> _WHAT IS BEING ASKED_
Each line of the records needs to come back exactly as written.
>>>>>
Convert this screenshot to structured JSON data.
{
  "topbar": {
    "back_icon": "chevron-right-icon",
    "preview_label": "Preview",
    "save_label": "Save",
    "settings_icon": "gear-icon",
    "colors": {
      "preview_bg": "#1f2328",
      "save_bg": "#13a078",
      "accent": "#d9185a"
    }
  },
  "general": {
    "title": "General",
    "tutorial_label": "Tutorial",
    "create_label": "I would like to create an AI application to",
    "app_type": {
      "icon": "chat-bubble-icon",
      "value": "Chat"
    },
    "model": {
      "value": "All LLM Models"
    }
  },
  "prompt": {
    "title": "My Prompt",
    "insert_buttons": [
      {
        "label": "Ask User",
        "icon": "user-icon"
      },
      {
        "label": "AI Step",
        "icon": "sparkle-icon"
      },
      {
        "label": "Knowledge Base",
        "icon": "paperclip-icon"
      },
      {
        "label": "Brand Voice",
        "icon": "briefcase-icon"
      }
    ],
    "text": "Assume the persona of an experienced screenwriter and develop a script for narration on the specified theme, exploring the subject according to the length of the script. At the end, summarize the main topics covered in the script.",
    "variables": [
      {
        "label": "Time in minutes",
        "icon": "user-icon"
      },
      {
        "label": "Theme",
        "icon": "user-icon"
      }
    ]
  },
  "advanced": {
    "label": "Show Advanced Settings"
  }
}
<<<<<
> _EXERCISE RESPONSE_
Convert this screenshot to structured JSON data.
{
  "topbar": {
    "back_icon": "chevron-right-icon",
    "preview_label": "Preview",
    "save_label": "Save",
    "settings_icon": "gear-icon",
    "colors": {
      "preview_bg": "#1f2328",
      "save_bg": "#13a078",
      "accent": "#d9185a"
    }
  },
  "general": {
    "title": "General",
    "tutorial_label": "Tutorial",
    "create_label": "I would like to create an AI application to",
    "app_type": {
      "icon": "chat-bubble-icon",
      "value": "Chat"
    },
    "model": {
      "value": "All LLM Models"
    }
  },
  "prompt": {
    "title": "My Prompt",
    "insert_buttons": [
      {
        "label": "Ask User",
        "icon": "user-icon"
      },
      {
        "label": "AI Step",
        "icon": "sparkle-icon"
      },
      {
        "label": "Knowledge Base",
        "icon": "paperclip-icon"
      },
      {
        "label": "Brand Voice",
        "icon": "briefcase-icon"
      }
    ],
    "text": "Assume the persona of an experienced screenwriter and develop a script for narration on the specified theme, exploring the subject according to the length of the script. At the end, summarize the main topics covered in the script.",
    "variables": [
      {
        "label": "Time in minutes",
        "icon": "user-icon"
      },
      {
        "label": "Theme",
        "icon": "user-icon"
      }
    ]
  },
  "advanced": {
    "label": "Show Advanced Settings"
  }
}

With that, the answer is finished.